How to create your own Cat 5 patch cables

For do-it-yourselfers, knowing how to create your own Cat 5 patch cables in the length that you want can be very handy and save you money. Jack Wallen shows you how to get it right.

Networking cables are a dime a dozen. You can get them just about standard sizes. But what happens when you need an odd size or you simply follow the beat of a DIY drum? In those cases you will want to know just how to make your very own Cat 5 Ethernet cables. And whether you need straight-through or crossover cables, TechRepublic has you covered.

In this article I am going to show you how to create both straight-through and cross over network cables.

What you will need

Preparing the cable

The very first thing you need to do is to cut the cable to length. Once you have the cable cut to length, you will want to remove enough of the outer casing on each end to expose the inner wires so you can work. You will want to remove about an inch of the casing at each end. To do this I like to use a knife and very lightly score the outer case and then bend the wire at the score so the casing breaks. The casing should then peel right off the wire.

After you peel the casing off, separate the individual wires. You might have to cut away any insulation that is surrounding or between the inner wires. Once you have the wires separated you will want to make sure those wires are as straight as possible to make alignment and insertion into the RJ 45 connector simple.

Aligning the wires

Now comes the part that usually trips new users up. You have to make sure the color-coded wires are in the right order. First I will show you the order for a straight-through cable. A straight-through cable is a standard Ethernet cable. If you take a look at Figure A you will see the order you should use for straight-through ends.

Figure A

Both ends should be color-coded exactly like you see here.
Now, let's say you want to create a crossover cable. To do this you will create one end exactly as you see in Figure A and then the other end will be color-coded according to what you see in Figure B.

Figure B

Make sure your color-coding is exactly as you see above on ONE end for a cross over cable.

Attaching the connectors

This is another point of confusion. Pin 1 on the RJ 45 connectors is on the left side of the connector when the clip is on the bottom side. If you are looking at the connector from the top and the clip is on the top side then Pin 1 is on the right side of the connector.

The first thing you need to do is very carefully line the wires up, side by side, in the correct order and then, using the cutting blade on your crimping tool, cut the very ends of the wires off so the edges all line up. After you have that done, carefully slide the wires into the connector, paying close attention that they remain in the correct order.

Once the wires are pushed all the way into the connector slide the connector into the crimping tool (there is only one place the RJ 45 will go into the crimper - see Figure C) and crimp the connector. Take the connected end off and give it a tug to make sure the crimp took.

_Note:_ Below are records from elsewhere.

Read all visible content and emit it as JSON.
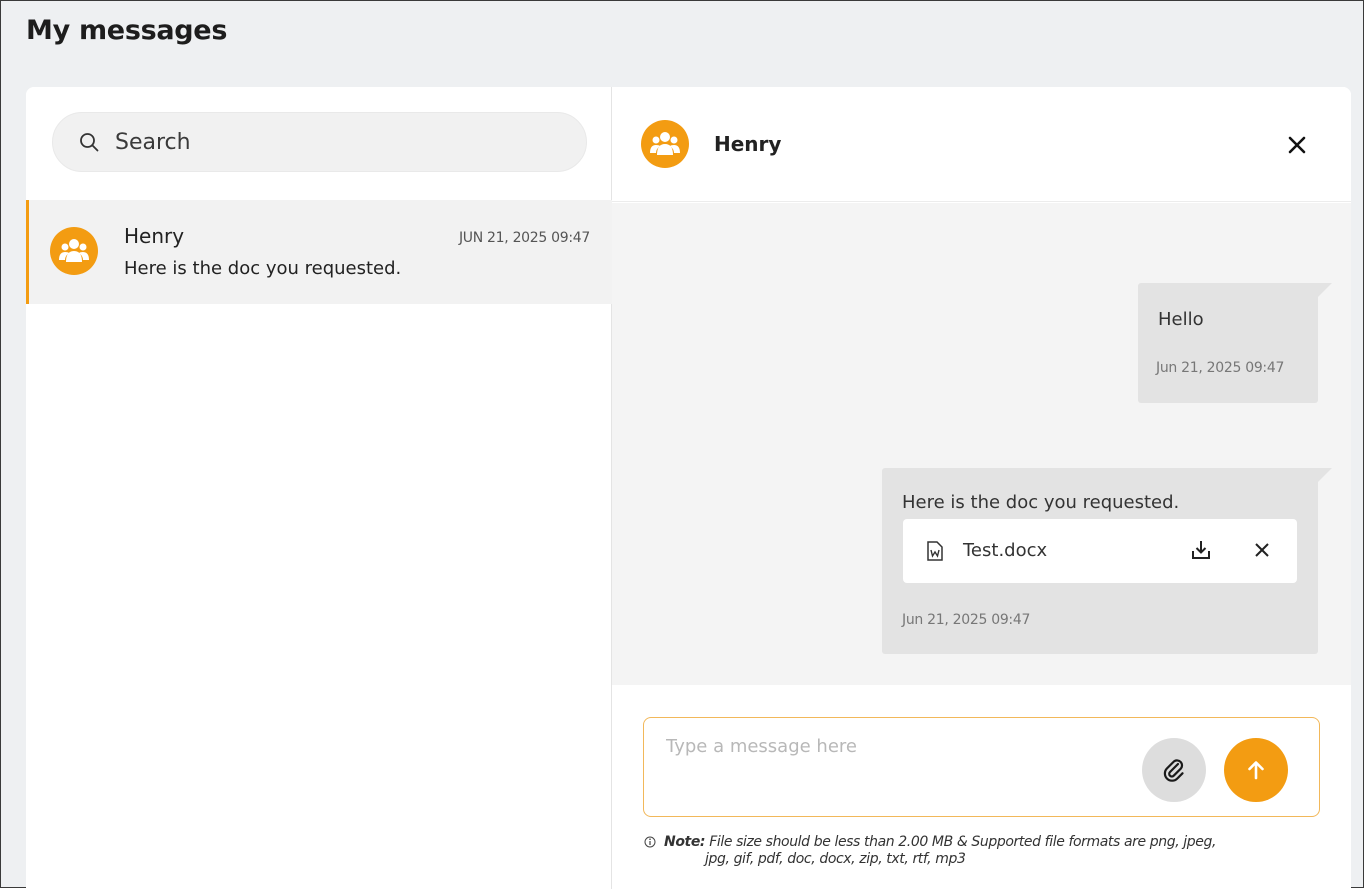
{
  "page": {
    "title": "My messages"
  },
  "search": {
    "placeholder": "Search"
  },
  "conversations": [
    {
      "name": "Henry",
      "time": "JUN 21, 2025 09:47",
      "preview": "Here is the doc you requested."
    }
  ],
  "chat": {
    "contact_name": "Henry",
    "messages": [
      {
        "text": "Hello",
        "time": "Jun 21, 2025 09:47"
      },
      {
        "text": "Here is the doc you requested.",
        "time": "Jun 21, 2025 09:47",
        "attachment": {
          "file_name": "Test.docx"
        }
      }
    ],
    "composer": {
      "placeholder": "Type a message here"
    },
    "note": {
      "label": "Note:",
      "line1": "File size should be less than 2.00 MB & Supported file formats are png, jpeg,",
      "line2": "jpg, gif, pdf, doc, docx, zip, txt, rtf, mp3"
    }
  },
  "colors": {
    "accent": "#f39c12",
    "bubble": "#e3e3e3",
    "chat_bg": "#f4f4f4",
    "page_bg": "#eef0f2"
  },
  "icons": [
    "search-icon",
    "user-group-icon",
    "close-icon",
    "word-file-icon",
    "download-icon",
    "paperclip-icon",
    "arrow-up-icon",
    "info-icon"
  ]
}
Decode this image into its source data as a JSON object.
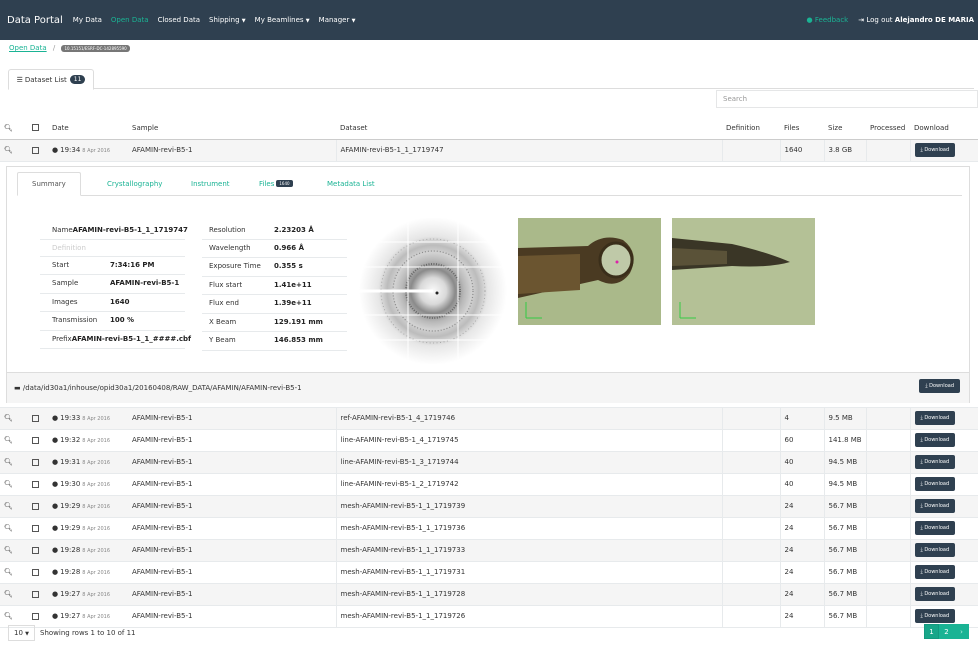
{
  "nav": {
    "brand": "Data Portal",
    "items": [
      {
        "label": "My Data",
        "active": false,
        "dropdown": false
      },
      {
        "label": "Open Data",
        "active": true,
        "dropdown": false
      },
      {
        "label": "Closed Data",
        "active": false,
        "dropdown": false
      },
      {
        "label": "Shipping",
        "active": false,
        "dropdown": true
      },
      {
        "label": "My Beamlines",
        "active": false,
        "dropdown": true
      },
      {
        "label": "Manager",
        "active": false,
        "dropdown": true
      }
    ],
    "feedback": "Feedback",
    "logout": "Log out",
    "user": "Alejandro DE MARIA"
  },
  "breadcrumb": {
    "root": "Open Data",
    "separator": "/",
    "doi": "10.15151/ESRF-DC-142895590"
  },
  "dataset_tab": {
    "label": "Dataset List",
    "count": "11"
  },
  "search": {
    "placeholder": "Search"
  },
  "table": {
    "headers": {
      "date": "Date",
      "sample": "Sample",
      "dataset": "Dataset",
      "definition": "Definition",
      "files": "Files",
      "size": "Size",
      "processed": "Processed",
      "download": "Download"
    },
    "download_label": "Download",
    "expanded_row": {
      "time": "19:34",
      "date": "8 Apr 2016",
      "sample": "AFAMIN-revi-B5-1",
      "dataset": "AFAMIN-revi-B5-1_1_1719747",
      "definition": "",
      "files": "1640",
      "size": "3.8 GB"
    },
    "rows": [
      {
        "time": "19:33",
        "date": "8 Apr 2016",
        "sample": "AFAMIN-revi-B5-1",
        "dataset": "ref-AFAMIN-revi-B5-1_4_1719746",
        "files": "4",
        "size": "9.5 MB"
      },
      {
        "time": "19:32",
        "date": "8 Apr 2016",
        "sample": "AFAMIN-revi-B5-1",
        "dataset": "line-AFAMIN-revi-B5-1_4_1719745",
        "files": "60",
        "size": "141.8 MB"
      },
      {
        "time": "19:31",
        "date": "8 Apr 2016",
        "sample": "AFAMIN-revi-B5-1",
        "dataset": "line-AFAMIN-revi-B5-1_3_1719744",
        "files": "40",
        "size": "94.5 MB"
      },
      {
        "time": "19:30",
        "date": "8 Apr 2016",
        "sample": "AFAMIN-revi-B5-1",
        "dataset": "line-AFAMIN-revi-B5-1_2_1719742",
        "files": "40",
        "size": "94.5 MB"
      },
      {
        "time": "19:29",
        "date": "8 Apr 2016",
        "sample": "AFAMIN-revi-B5-1",
        "dataset": "mesh-AFAMIN-revi-B5-1_1_1719739",
        "files": "24",
        "size": "56.7 MB"
      },
      {
        "time": "19:29",
        "date": "8 Apr 2016",
        "sample": "AFAMIN-revi-B5-1",
        "dataset": "mesh-AFAMIN-revi-B5-1_1_1719736",
        "files": "24",
        "size": "56.7 MB"
      },
      {
        "time": "19:28",
        "date": "8 Apr 2016",
        "sample": "AFAMIN-revi-B5-1",
        "dataset": "mesh-AFAMIN-revi-B5-1_1_1719733",
        "files": "24",
        "size": "56.7 MB"
      },
      {
        "time": "19:28",
        "date": "8 Apr 2016",
        "sample": "AFAMIN-revi-B5-1",
        "dataset": "mesh-AFAMIN-revi-B5-1_1_1719731",
        "files": "24",
        "size": "56.7 MB"
      },
      {
        "time": "19:27",
        "date": "8 Apr 2016",
        "sample": "AFAMIN-revi-B5-1",
        "dataset": "mesh-AFAMIN-revi-B5-1_1_1719728",
        "files": "24",
        "size": "56.7 MB"
      },
      {
        "time": "19:27",
        "date": "8 Apr 2016",
        "sample": "AFAMIN-revi-B5-1",
        "dataset": "mesh-AFAMIN-revi-B5-1_1_1719726",
        "files": "24",
        "size": "56.7 MB"
      }
    ]
  },
  "detail": {
    "tabs": {
      "summary": "Summary",
      "crystallography": "Crystallography",
      "instrument": "Instrument",
      "files": "Files",
      "files_count": "1640",
      "metadata": "Metadata List"
    },
    "left": [
      {
        "label": "Name",
        "value": "AFAMIN-revi-B5-1_1_1719747",
        "muted": false
      },
      {
        "label": "Definition",
        "value": "",
        "muted": true
      },
      {
        "label": "Start",
        "value": "7:34:16 PM",
        "muted": false
      },
      {
        "label": "Sample",
        "value": "AFAMIN-revi-B5-1",
        "muted": false
      },
      {
        "label": "Images",
        "value": "1640",
        "muted": false
      },
      {
        "label": "Transmission",
        "value": "100 %",
        "muted": false
      },
      {
        "label": "Prefix",
        "value": "AFAMIN-revi-B5-1_1_####.cbf",
        "muted": false
      }
    ],
    "right": [
      {
        "label": "Resolution",
        "value": "2.23203 Å"
      },
      {
        "label": "Wavelength",
        "value": "0.966 Å"
      },
      {
        "label": "Exposure Time",
        "value": "0.355 s"
      },
      {
        "label": "Flux start",
        "value": "1.41e+11"
      },
      {
        "label": "Flux end",
        "value": "1.39e+11"
      },
      {
        "label": "X Beam",
        "value": "129.191 mm"
      },
      {
        "label": "Y Beam",
        "value": "146.853 mm"
      }
    ],
    "path": "/data/id30a1/inhouse/opid30a1/20160408/RAW_DATA/AFAMIN/AFAMIN-revi-B5-1"
  },
  "footer": {
    "page_size": "10",
    "showing": "Showing rows 1 to 10 of 11",
    "pages": [
      "1",
      "2"
    ],
    "current_page": "1",
    "next": "›"
  },
  "colors": {
    "navbar": "#2f4050",
    "accent": "#1ab394",
    "button": "#2f4050"
  },
  "icons": [
    "magnifier-icon",
    "clock-icon",
    "checkbox-icon",
    "download-icon",
    "folder-icon",
    "list-icon",
    "comment-icon",
    "logout-icon"
  ]
}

Figure C

A solid crimp will keep you from having a poor connection later on, but don't crush the connector.

When one end is complete, repeat the process on the other end, paying attention to whether the cable is either a straight-through or crossover.

Testing the connection

Although you can always just plug the cable into its destination jacks to test, it is always better practice to use a cable tester to make sure the connections you just created work properly. This is always a must if you are creating a number of cables or you are creating cables that will then be deployed to a remote location. The directions for testing will be specific to the tester you own. Make sure, if you are testing a cross over, that you know exactly how to test for this cable before you assume everything to be good to go.

Final thoughts

Making your own Ethernet cables can, in the long run, save you money as well as allow you to make cables in non-standard sizes. And now, when you have the need, you can work your own personal magic on Cat 5 cable so you can have as many different patch cables as you need.

By Jack Wallen

Jack Wallen is an award-winning writer for TechRepublic, The New Stack, and Linux New Media. He's covered a variety of topics for over twenty years and is an avid promoter of open source. For more news about Jack Wallen, visit his website jackwallen....